## TASK ITEM
The job is to find each line in the entries holding the string "caption" and copy that line.

Interface dataset entries

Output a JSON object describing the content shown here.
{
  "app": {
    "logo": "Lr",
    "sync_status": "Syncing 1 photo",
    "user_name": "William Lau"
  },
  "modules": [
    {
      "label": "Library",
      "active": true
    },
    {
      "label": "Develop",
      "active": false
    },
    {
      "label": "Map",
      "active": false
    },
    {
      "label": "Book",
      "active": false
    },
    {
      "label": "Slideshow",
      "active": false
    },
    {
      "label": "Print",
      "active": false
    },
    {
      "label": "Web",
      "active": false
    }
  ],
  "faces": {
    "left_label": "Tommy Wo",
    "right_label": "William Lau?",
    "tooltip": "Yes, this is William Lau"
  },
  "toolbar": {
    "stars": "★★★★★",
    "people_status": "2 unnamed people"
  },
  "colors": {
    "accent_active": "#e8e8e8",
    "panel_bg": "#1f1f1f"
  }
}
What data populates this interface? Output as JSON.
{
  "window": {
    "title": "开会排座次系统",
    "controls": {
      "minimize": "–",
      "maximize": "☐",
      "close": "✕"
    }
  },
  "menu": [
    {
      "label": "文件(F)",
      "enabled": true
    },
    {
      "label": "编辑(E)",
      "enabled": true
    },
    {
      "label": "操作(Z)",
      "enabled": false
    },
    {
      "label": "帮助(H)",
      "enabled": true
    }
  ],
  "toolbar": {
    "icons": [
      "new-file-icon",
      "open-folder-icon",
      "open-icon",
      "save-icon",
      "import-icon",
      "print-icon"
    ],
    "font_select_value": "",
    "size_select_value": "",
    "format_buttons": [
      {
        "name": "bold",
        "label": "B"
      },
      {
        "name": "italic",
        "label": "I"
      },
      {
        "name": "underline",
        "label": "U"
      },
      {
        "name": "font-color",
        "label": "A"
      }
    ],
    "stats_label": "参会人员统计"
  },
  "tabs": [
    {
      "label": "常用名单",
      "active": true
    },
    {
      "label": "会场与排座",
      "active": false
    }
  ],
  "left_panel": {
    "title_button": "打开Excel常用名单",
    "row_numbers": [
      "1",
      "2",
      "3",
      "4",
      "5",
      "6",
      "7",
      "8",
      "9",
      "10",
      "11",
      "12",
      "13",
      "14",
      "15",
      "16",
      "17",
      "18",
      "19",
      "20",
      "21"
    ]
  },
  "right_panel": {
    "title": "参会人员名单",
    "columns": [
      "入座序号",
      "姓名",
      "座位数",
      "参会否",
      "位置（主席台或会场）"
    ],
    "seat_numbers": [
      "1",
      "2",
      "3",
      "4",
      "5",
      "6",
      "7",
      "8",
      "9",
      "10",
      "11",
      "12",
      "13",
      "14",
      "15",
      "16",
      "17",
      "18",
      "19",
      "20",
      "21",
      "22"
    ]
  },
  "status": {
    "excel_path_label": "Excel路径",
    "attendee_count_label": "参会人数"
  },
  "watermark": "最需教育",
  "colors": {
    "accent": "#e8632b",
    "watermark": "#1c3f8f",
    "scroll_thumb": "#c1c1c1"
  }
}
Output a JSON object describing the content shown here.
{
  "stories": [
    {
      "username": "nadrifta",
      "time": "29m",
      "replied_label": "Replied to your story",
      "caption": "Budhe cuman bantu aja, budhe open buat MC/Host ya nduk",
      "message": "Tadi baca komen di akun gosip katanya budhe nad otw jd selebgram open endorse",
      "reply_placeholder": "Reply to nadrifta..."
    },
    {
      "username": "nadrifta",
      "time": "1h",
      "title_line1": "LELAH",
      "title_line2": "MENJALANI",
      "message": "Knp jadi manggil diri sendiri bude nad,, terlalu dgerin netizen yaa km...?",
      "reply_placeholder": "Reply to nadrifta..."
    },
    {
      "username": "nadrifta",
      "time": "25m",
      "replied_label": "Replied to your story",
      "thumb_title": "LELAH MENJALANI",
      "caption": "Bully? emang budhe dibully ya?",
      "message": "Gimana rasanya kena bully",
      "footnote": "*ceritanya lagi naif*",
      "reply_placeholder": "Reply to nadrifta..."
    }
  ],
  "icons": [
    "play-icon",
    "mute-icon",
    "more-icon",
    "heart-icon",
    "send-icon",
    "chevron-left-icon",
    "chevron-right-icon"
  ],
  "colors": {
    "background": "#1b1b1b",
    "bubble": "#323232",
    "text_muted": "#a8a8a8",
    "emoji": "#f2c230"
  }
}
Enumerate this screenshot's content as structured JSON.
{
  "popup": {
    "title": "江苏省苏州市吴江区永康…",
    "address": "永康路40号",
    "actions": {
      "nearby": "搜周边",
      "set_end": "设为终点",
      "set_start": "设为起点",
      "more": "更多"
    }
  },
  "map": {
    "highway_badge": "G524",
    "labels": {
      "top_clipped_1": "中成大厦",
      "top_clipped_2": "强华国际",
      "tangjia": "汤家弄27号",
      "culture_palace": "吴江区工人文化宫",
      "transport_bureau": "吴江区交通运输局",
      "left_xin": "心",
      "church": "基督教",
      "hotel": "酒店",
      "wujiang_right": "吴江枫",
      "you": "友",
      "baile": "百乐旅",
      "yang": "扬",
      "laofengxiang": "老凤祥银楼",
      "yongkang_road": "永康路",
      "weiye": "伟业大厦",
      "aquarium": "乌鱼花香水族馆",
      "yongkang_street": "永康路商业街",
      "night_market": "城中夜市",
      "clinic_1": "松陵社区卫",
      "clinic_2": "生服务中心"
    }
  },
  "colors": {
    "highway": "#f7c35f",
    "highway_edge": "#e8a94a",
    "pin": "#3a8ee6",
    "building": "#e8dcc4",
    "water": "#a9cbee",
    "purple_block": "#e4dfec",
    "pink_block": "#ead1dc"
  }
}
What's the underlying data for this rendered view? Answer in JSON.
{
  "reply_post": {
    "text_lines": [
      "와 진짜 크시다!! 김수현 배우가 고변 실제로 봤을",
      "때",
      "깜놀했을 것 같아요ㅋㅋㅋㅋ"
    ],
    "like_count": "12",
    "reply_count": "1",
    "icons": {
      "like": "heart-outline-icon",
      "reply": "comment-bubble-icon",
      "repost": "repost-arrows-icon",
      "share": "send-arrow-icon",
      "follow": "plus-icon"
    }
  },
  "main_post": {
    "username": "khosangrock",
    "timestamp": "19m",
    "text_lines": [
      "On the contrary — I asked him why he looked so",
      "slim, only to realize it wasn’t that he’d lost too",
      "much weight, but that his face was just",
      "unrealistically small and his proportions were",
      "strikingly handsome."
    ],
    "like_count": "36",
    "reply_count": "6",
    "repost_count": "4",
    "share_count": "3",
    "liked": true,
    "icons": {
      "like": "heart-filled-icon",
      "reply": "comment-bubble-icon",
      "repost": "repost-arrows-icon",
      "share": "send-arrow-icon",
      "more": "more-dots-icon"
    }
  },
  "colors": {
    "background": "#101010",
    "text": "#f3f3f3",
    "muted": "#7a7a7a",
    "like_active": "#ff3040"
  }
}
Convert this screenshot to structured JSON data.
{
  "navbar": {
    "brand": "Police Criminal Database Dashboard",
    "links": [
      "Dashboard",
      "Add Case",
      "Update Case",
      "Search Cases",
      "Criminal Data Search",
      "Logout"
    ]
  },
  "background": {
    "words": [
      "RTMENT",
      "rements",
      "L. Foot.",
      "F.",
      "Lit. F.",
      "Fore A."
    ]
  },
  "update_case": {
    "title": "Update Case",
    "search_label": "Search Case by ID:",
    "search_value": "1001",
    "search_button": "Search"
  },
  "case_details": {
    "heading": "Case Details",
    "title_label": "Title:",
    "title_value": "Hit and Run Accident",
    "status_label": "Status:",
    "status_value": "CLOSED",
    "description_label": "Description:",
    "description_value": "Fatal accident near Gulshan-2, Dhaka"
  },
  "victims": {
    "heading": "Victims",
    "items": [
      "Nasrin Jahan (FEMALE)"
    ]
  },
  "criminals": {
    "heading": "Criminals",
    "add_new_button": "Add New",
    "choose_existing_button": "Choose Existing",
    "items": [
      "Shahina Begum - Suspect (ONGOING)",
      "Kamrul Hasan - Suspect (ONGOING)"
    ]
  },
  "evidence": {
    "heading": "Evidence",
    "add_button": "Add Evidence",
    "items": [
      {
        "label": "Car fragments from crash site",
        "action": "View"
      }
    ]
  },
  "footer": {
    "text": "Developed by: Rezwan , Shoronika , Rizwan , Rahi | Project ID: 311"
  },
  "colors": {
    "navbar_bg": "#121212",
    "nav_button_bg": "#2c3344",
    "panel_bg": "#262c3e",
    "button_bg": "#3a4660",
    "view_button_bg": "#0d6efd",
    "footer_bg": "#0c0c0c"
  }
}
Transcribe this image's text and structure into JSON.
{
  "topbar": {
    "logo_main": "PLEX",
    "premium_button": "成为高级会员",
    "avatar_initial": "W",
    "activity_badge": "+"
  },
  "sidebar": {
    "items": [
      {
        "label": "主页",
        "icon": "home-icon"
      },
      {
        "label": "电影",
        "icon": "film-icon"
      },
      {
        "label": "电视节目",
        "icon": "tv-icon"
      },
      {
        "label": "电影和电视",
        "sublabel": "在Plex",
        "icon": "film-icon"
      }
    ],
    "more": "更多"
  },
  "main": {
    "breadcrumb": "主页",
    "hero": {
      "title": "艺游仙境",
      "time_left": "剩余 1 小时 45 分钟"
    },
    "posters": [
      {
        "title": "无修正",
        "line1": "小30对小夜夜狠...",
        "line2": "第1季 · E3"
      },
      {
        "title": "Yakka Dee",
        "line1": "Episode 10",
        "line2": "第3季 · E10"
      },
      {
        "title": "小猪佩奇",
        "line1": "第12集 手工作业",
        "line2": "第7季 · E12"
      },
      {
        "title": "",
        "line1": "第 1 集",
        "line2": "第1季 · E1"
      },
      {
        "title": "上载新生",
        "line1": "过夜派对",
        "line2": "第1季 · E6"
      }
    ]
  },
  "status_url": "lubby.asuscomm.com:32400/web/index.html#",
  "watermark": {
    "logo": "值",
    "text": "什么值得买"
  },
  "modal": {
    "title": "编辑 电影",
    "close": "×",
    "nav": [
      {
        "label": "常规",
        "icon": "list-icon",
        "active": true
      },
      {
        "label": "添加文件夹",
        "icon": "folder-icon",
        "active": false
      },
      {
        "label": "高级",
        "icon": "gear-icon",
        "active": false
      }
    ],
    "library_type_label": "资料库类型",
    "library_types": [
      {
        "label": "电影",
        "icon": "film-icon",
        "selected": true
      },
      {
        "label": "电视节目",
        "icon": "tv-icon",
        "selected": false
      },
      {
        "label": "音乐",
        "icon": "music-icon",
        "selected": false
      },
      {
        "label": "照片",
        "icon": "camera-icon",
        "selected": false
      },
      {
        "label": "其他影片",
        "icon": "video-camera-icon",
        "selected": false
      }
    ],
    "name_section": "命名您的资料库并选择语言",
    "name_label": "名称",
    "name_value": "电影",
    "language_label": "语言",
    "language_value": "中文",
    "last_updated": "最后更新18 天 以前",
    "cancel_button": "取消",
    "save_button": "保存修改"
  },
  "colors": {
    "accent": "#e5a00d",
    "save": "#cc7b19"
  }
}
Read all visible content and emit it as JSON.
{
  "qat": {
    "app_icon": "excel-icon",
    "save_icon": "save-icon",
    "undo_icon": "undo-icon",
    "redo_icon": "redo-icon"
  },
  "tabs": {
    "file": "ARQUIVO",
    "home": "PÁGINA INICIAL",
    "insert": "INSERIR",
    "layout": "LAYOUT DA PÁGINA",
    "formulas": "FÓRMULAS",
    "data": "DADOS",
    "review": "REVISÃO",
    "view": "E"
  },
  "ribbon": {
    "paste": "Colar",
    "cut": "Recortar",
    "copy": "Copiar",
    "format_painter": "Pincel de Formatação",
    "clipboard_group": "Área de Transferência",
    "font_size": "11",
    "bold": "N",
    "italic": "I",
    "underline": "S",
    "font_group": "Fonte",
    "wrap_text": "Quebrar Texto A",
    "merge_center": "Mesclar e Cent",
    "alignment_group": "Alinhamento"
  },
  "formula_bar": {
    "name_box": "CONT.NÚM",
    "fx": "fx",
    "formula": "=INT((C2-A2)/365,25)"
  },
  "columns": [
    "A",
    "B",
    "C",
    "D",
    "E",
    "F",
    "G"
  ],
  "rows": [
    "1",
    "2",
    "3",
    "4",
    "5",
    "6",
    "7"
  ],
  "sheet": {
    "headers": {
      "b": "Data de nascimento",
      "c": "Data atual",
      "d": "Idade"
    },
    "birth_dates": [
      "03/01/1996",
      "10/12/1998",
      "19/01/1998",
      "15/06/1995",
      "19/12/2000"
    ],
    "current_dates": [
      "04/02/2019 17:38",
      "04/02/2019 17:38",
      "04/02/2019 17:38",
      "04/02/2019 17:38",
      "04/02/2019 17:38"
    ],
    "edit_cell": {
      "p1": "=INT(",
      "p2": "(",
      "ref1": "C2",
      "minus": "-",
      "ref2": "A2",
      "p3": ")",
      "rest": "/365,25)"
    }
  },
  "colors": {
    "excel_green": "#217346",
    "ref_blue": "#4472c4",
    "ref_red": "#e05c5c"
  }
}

## ANSWER TO THIS TASK
      "caption": "Budhe cuman bantu aja, budhe open buat MC/Host ya nduk",
      "caption": "Bully? emang budhe dibully ya?",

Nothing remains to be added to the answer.